Lazy eyes listen


The US Embassy in the Solomon Islands reopened on Thursday, decades after it was declared obsolete, amid concerns in Washington about the South Pacific archipelago’s overtures to Beijing.

According to the Associated Press, the mission in Honiara will consist of a charge d’affaires, a “couple” of State Department employees, and a “handle” of residents, as part of an effort to “counter China’s push into the Pacific.”

In a pre-recorded statement, US Secretary of State Antony Blinken said that with his new embassy, ​​Washington will be “better placed” advance democracy and “addressing common challenges.

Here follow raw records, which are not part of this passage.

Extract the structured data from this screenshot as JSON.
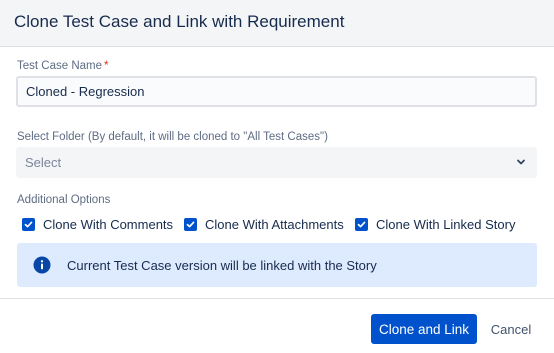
{
  "dialog": {
    "title": "Clone Test Case and Link with Requirement"
  },
  "fields": {
    "name_label": "Test Case Name",
    "required_marker": "*",
    "name_value": "Cloned - Regression",
    "folder_label": "Select Folder (By default, it will be cloned to \"All Test Cases\")",
    "folder_placeholder": "Select",
    "folder_icon": "chevron-down-icon"
  },
  "options": {
    "heading": "Additional Options",
    "items": [
      {
        "label": "Clone With Comments",
        "checked": true
      },
      {
        "label": "Clone With Attachments",
        "checked": true
      },
      {
        "label": "Clone With Linked Story",
        "checked": true
      }
    ]
  },
  "info": {
    "icon": "info-icon",
    "text": "Current Test Case version will be linked with the Story"
  },
  "footer": {
    "primary_label": "Clone and Link",
    "cancel_label": "Cancel"
  },
  "colors": {
    "primary": "#0052cc",
    "info_bg": "#deebff",
    "header_bg": "#f4f5f7",
    "required": "#de350b"
  }
}
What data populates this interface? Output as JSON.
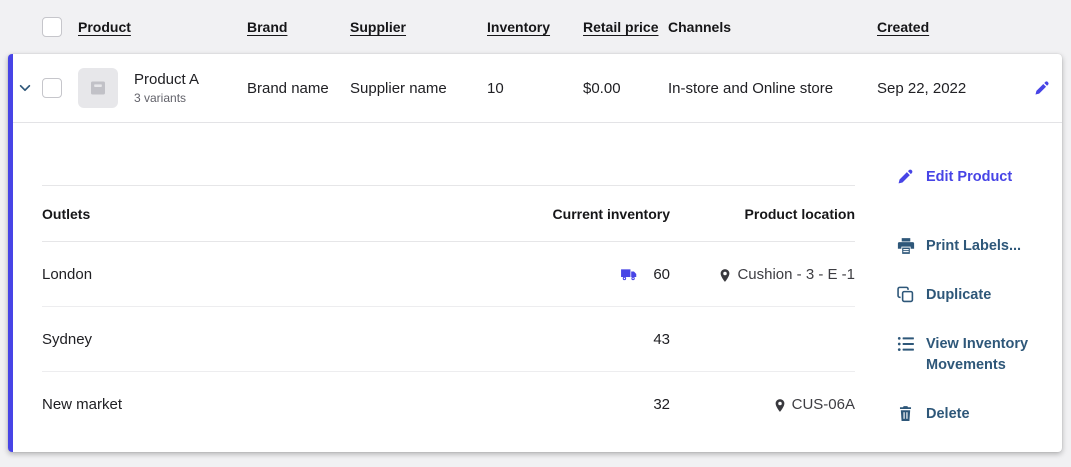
{
  "colors": {
    "accent_indigo": "#4744e6",
    "action_blue": "#2e5779",
    "card_background": "#ffffff",
    "page_background": "#f1f1f3"
  },
  "table": {
    "columns": [
      {
        "label": "Product",
        "sortable": true
      },
      {
        "label": "Brand",
        "sortable": true
      },
      {
        "label": "Supplier",
        "sortable": true
      },
      {
        "label": "Inventory",
        "sortable": true
      },
      {
        "label": "Retail price",
        "sortable": true
      },
      {
        "label": "Channels",
        "sortable": false
      },
      {
        "label": "Created",
        "sortable": true
      }
    ],
    "row": {
      "product_name": "Product A",
      "variants": "3 variants",
      "brand": "Brand name",
      "supplier": "Supplier name",
      "inventory": "10",
      "retail_price": "$0.00",
      "channels": "In-store and Online store",
      "created": "Sep 22, 2022",
      "expanded": true
    }
  },
  "expanded": {
    "outlets_table": {
      "headers": {
        "outlets": "Outlets",
        "current_inventory": "Current inventory",
        "product_location": "Product location"
      },
      "rows": [
        {
          "outlet": "London",
          "inventory": "60",
          "has_shipment_icon": true,
          "location": "Cushion - 3 - E -1"
        },
        {
          "outlet": "Sydney",
          "inventory": "43",
          "has_shipment_icon": false,
          "location": ""
        },
        {
          "outlet": "New market",
          "inventory": "32",
          "has_shipment_icon": false,
          "location": "CUS-06A"
        }
      ]
    },
    "actions": [
      {
        "label": "Edit Product",
        "icon": "pencil-icon"
      },
      {
        "label": "Print Labels...",
        "icon": "printer-icon"
      },
      {
        "label": "Duplicate",
        "icon": "duplicate-icon"
      },
      {
        "label": "View Inventory Movements",
        "icon": "list-icon"
      },
      {
        "label": "Delete",
        "icon": "trash-icon"
      }
    ]
  }
}
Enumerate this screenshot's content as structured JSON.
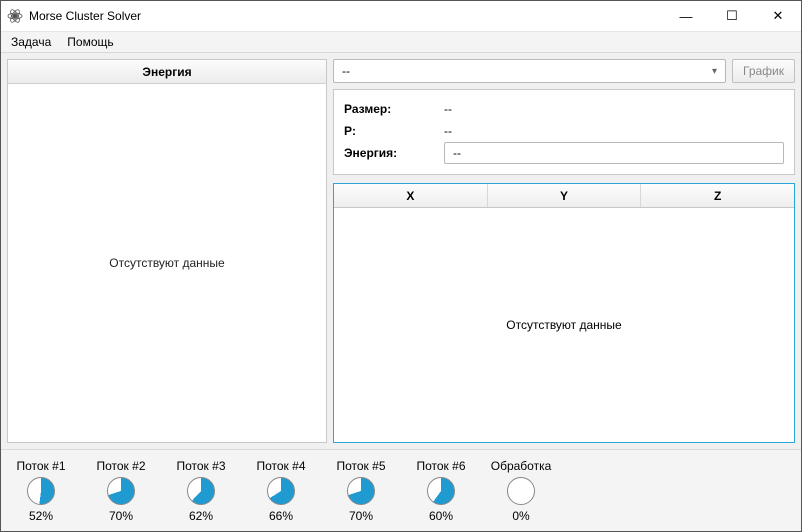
{
  "window": {
    "title": "Morse Cluster Solver",
    "minimize_icon": "—",
    "maximize_icon": "☐",
    "close_icon": "✕"
  },
  "menu": {
    "task": "Задача",
    "help": "Помощь"
  },
  "left": {
    "header": "Энергия",
    "empty": "Отсутствуют данные"
  },
  "right": {
    "combo_value": "--",
    "graph_button": "График",
    "info": {
      "size_label": "Размер:",
      "size_value": "--",
      "p_label": "P:",
      "p_value": "--",
      "energy_label": "Энергия:",
      "energy_value": "--"
    },
    "table": {
      "cols": {
        "x": "X",
        "y": "Y",
        "z": "Z"
      },
      "empty": "Отсутствуют данные"
    }
  },
  "threads": [
    {
      "label": "Поток #1",
      "percent": 52,
      "text": "52%"
    },
    {
      "label": "Поток #2",
      "percent": 70,
      "text": "70%"
    },
    {
      "label": "Поток #3",
      "percent": 62,
      "text": "62%"
    },
    {
      "label": "Поток #4",
      "percent": 66,
      "text": "66%"
    },
    {
      "label": "Поток #5",
      "percent": 70,
      "text": "70%"
    },
    {
      "label": "Поток #6",
      "percent": 60,
      "text": "60%"
    },
    {
      "label": "Обработка",
      "percent": 0,
      "text": "0%"
    }
  ],
  "colors": {
    "accent": "#2aa6d8",
    "pie_fill": "#1f9bd1"
  }
}
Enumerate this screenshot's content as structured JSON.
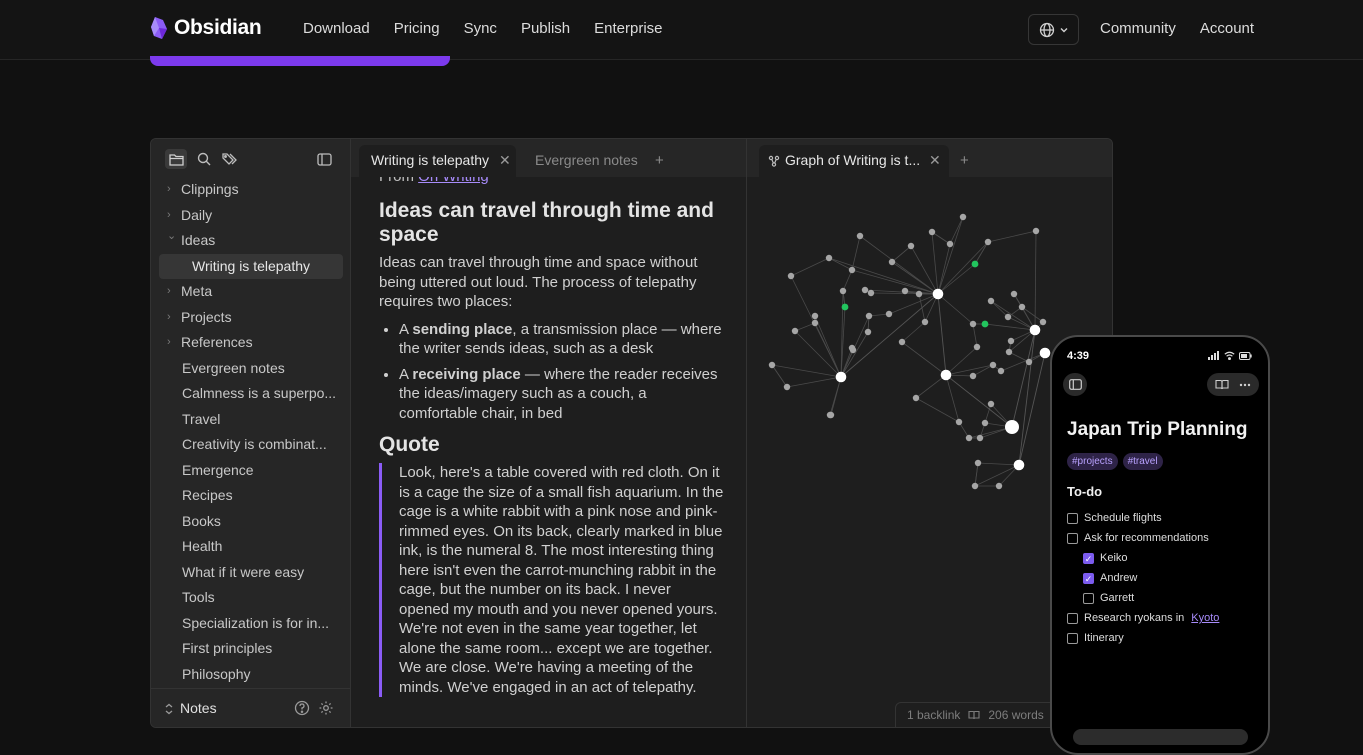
{
  "nav": {
    "brand": "Obsidian",
    "links": [
      "Download",
      "Pricing",
      "Sync",
      "Publish",
      "Enterprise"
    ],
    "right_links": [
      "Community",
      "Account"
    ],
    "lang_icon": "globe-icon"
  },
  "sidebar": {
    "tree": [
      {
        "label": "Clippings",
        "type": "folder"
      },
      {
        "label": "Daily",
        "type": "folder"
      },
      {
        "label": "Ideas",
        "type": "folder-open"
      },
      {
        "label": "Writing is telepathy",
        "type": "child-active"
      },
      {
        "label": "Meta",
        "type": "folder"
      },
      {
        "label": "Projects",
        "type": "folder"
      },
      {
        "label": "References",
        "type": "folder"
      },
      {
        "label": "Evergreen notes",
        "type": "file"
      },
      {
        "label": "Calmness is a superpo...",
        "type": "file"
      },
      {
        "label": "Travel",
        "type": "file"
      },
      {
        "label": "Creativity is combinat...",
        "type": "file"
      },
      {
        "label": "Emergence",
        "type": "file"
      },
      {
        "label": "Recipes",
        "type": "file"
      },
      {
        "label": "Books",
        "type": "file"
      },
      {
        "label": "Health",
        "type": "file"
      },
      {
        "label": "What if it were easy",
        "type": "file"
      },
      {
        "label": "Tools",
        "type": "file"
      },
      {
        "label": "Specialization is for in...",
        "type": "file"
      },
      {
        "label": "First principles",
        "type": "file"
      },
      {
        "label": "Philosophy",
        "type": "file"
      }
    ],
    "vault_name": "Notes"
  },
  "tabs": {
    "left": [
      {
        "label": "Writing is telepathy",
        "active": true
      },
      {
        "label": "Evergreen notes",
        "active": false
      }
    ],
    "right": [
      {
        "label": "Graph of Writing is t...",
        "active": true
      }
    ]
  },
  "editor": {
    "from_prefix": "From ",
    "from_link": "On Writing",
    "heading1": "Ideas can travel through time and space",
    "para1": "Ideas can travel through time and space without being uttered out loud. The process of telepathy requires two places:",
    "bullet1_pre": "A ",
    "bullet1_bold": "sending place",
    "bullet1_post": ", a transmission place — where the writer sends ideas, such as a desk",
    "bullet2_pre": "A ",
    "bullet2_bold": "receiving place",
    "bullet2_post": " — where the reader receives the ideas/imagery such as a couch, a comfortable chair, in bed",
    "heading2": "Quote",
    "quote": "Look, here's a table covered with red cloth. On it is a cage the size of a small fish aquarium. In the cage is a white rabbit with a pink nose and pink-rimmed eyes. On its back, clearly marked in blue ink, is the numeral 8. The most interesting thing here isn't even the carrot-munching rabbit in the cage, but the number on its back. I never opened my mouth and you never opened yours. We're not even in the same year together, let alone the same room... except we are together. We are close. We're having a meeting of the minds. We've engaged in an act of telepathy."
  },
  "status": {
    "backlinks": "1 backlink",
    "words": "206 words"
  },
  "phone": {
    "time": "4:39",
    "title": "Japan Trip Planning",
    "tags": [
      "#projects",
      "#travel"
    ],
    "section": "To-do",
    "todos": [
      {
        "text": "Schedule flights",
        "checked": false,
        "indent": 0
      },
      {
        "text": "Ask for recommendations",
        "checked": false,
        "indent": 0
      },
      {
        "text": "Keiko",
        "checked": true,
        "indent": 1
      },
      {
        "text": "Andrew",
        "checked": true,
        "indent": 1
      },
      {
        "text": "Garrett",
        "checked": false,
        "indent": 1
      },
      {
        "text": "Research ryokans in ",
        "link": "Kyoto",
        "checked": false,
        "indent": 0
      },
      {
        "text": "Itinerary",
        "checked": false,
        "indent": 0
      }
    ]
  },
  "colors": {
    "accent": "#7c3aed",
    "graph_node": "#a6a6a6",
    "graph_hub": "#ffffff",
    "graph_green": "#22c55e"
  }
}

The Solomon Islands, located about 1,800 kilometers northeast of Australia, last hosted a US diplomatic mission in 1993, when the State Department decided to downsize due to the end of the war. The Cold War. During World War II, the United States played a critical role in liberating the archipelago from Japanese occupation during the bloody Guadalcanal campaign.

Honiara, on the other hand, decided in 2019 to transfer diplomatic relations with China from nationalist exiles in Taiwan to the communist government in Beijing. Riots erupted in Guadalcanal as a result of the decision, with protesters attacking Chinese businesses and torching the prime minister’s residence.

Honiara signed a security agreement with China in 2022, raising concerns in the United States and Australia. Given the situation in China, the State Department informed Congress that reopening the embassy was a top priority. “a growing influence,” as well as concerns about a military buildup in the Solomon Islands.

The United States had told the Solomons that Washington would “significant concerns and react accordingly” at any “permanent military presence, power projection capabilities or military installation” by China.

China trains with its new Pacific security partner.

The Australian government has stated that any type of Chinese naval base in the archipelago would be a “Red line” for Canberra, and some commentators have even called for the islands to be invaded.

In response to these concerns, Solomon Islands Prime Minister Manasseh Sogavare stated that Australia remains the “security partner of choice” and assured that no Chinese military base would be established, insisting that the security pact with Beijing “had only national applications.”